The Man with
- J. Raoul Derosiers
J. Raoul Derosiers, a Canadian businessman,
allegedly had one of the strangest talents on
record, he could, apparently, see deep into solid earth. This x-ray vision was
at one time known as
'water witching', but nowadays is more commonly called water divining or dowsing.
According to the story,
Derosiers had often
suffered from acute stabbing pains under his lower ribs but, although the attacks were painful,
they never lasted long, so he didn't take too much notice of them. In 1940,
however, the attacks started to occur more frequently and for much longer
durations, convincing him that he needed to visit a doctor. The doctor though
the problem was mainly psychological, and would be cured by rest. Accordingly
he prescribed Derosiers sleeping pills, and indeed, this appeared to work for a
After he'd been taking the pills
for about a month, Derosiers visited a cousin's farm in Quebec. The
relative complained that lack of water was pushing him out of the cattle business,
but although he felt sorry about the situation, Derosiers could do nothing. A few months later, while the two men were walking across a field behind the barns,
Derosiers got one of his awful pains in the ribs. As it was happening, he said
to his cousin:
'Don't ask me why I say this, for I can't explain it - but I feel that I am
standing over a stream of underground water . . . good water. It is seventy feet
down and it runs over the top of a layer of slate three inches thick. Don't
drill through that slate or you will lose the water.' Three weeks later, the well was
drilled in the place Derosiers had indicated using his mental x-ray, and an abundant supply of
was discovered only a foot deeper than he had specified. Underneath the water
was a layer of slate three
to four inches in thickness.
News of this miraculous 'water witching'
spread quickly and Derosiers found his x-ray vision very much in demand. He chose locations for
over six hundred wells, without failure, simply by walking over the land and stopping when
he felt the stabbing pain in his ribs.
If accounts of Raoul Derosiers are
accurate (sources for the case are slim on the ground and rather sensatiionalist
in nature), then what remains is that somehow he

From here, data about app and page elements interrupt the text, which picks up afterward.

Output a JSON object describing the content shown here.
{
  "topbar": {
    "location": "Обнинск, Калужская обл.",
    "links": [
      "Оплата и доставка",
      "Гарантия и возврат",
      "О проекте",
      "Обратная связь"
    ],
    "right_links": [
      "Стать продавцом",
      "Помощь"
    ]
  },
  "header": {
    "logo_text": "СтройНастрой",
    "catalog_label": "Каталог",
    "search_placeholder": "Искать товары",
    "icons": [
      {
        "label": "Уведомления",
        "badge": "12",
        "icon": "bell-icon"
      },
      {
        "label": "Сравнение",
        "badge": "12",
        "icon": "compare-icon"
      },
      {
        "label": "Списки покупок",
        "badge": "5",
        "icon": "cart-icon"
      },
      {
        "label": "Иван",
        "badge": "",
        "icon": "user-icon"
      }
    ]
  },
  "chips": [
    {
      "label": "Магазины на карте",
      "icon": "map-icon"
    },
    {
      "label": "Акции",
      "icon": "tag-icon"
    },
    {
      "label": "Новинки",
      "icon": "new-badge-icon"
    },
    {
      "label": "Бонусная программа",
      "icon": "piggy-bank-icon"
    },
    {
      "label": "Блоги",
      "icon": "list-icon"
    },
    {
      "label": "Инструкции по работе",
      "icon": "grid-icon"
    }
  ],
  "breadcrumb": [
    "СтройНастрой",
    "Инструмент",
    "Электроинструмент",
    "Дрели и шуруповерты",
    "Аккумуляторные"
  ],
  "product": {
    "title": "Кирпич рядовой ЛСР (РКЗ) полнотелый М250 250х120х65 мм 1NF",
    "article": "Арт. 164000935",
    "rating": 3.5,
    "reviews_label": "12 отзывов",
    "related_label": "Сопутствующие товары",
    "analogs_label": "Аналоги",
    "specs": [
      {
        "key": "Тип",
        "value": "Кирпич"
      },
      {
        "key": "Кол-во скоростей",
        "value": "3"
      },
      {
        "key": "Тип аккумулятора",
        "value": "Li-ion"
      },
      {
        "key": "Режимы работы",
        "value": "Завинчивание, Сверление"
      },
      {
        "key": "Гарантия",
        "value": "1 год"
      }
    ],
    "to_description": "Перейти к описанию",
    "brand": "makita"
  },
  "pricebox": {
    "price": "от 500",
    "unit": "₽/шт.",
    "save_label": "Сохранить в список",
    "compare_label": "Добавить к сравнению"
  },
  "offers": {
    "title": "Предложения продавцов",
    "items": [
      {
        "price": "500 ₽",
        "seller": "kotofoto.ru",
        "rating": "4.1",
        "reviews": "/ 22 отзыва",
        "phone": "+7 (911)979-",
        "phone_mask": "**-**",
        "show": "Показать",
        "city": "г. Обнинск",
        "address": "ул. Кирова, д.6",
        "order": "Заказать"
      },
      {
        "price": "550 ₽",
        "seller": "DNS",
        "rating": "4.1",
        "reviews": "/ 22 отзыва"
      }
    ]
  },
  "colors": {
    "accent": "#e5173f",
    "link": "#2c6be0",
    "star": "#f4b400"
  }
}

developed a kind of x-ray vision, a seemingly supernatural ability to accurately describe the layers of rock, slate
and sand that lay underneath him when he was struck by the sharp pain in his
ribs. Apparently, his clients said he never missed. Perhaps the doctor's prescribed sleeping pills
occasioned some change in him which facilitated this extraordinary skill. Or
perhaps, which is the most likely, the case is merely a modern folktale.
Though his strange
x-ray method of detection
was bizarre to say the least, Derosiers' ability is not totally unique, there have been and are dowsers
similar skills. French dowser Barthelemy Bleton accidentally discovered his own
talents at the age of seven because he always felt sick and faint when sitting
on a particular spot. Allegedly, subsequent digging at this spot revealed a powerful
Sources and Further Reading
Edwards, Frank. Strange People. London,
Pan Books. 1966, pp117-18.
Wilson, Colin. Mysteries. London,
Granada Publishing Ltd. 1979, p123.
Copyright 2003 by Brian
Haughton. All Rights Reserved.
on Mysterious People